YOUR INSTRUCTIONS: Please copy each line below that contains the string "label".

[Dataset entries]
=======

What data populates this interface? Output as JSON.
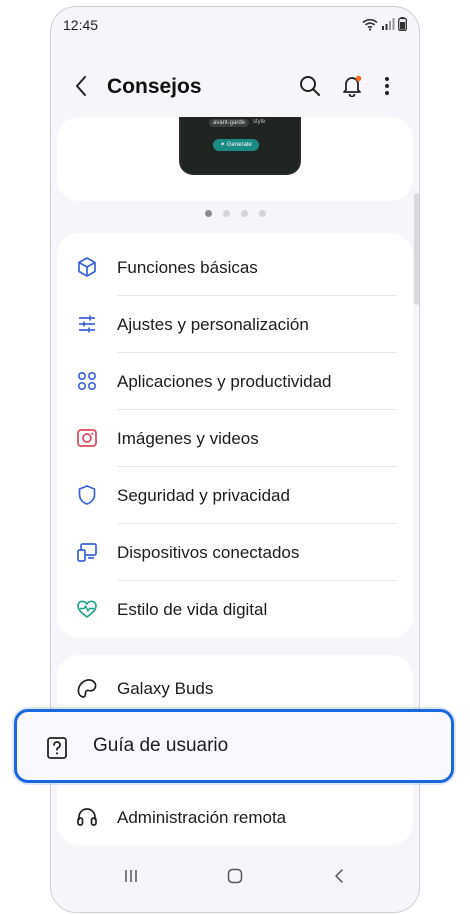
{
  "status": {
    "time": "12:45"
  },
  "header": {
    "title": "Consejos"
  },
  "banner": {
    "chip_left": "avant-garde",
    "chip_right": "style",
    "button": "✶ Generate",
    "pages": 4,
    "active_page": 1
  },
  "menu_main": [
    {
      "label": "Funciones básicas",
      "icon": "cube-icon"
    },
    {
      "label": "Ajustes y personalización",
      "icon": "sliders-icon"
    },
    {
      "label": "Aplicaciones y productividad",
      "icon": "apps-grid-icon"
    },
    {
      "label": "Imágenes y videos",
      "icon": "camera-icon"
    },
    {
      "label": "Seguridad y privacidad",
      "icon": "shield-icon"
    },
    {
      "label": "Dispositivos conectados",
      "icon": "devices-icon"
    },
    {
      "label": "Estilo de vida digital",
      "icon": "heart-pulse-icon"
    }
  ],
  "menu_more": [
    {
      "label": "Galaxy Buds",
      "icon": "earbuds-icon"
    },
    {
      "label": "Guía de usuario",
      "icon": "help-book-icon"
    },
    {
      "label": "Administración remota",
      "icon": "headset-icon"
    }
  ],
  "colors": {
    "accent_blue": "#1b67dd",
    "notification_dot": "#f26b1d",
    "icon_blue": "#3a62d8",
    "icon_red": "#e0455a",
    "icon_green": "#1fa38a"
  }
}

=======

RESPONSE AREA:
      "label": "Funciones básicas",
      "label": "Ajustes y personalización",
      "label": "Aplicaciones y productividad",
      "label": "Imágenes y videos",
      "label": "Seguridad y privacidad",
      "label": "Dispositivos conectados",
      "label": "Estilo de vida digital",
      "label": "Galaxy Buds",
      "label": "Guía de usuario",
      "label": "Administración remota",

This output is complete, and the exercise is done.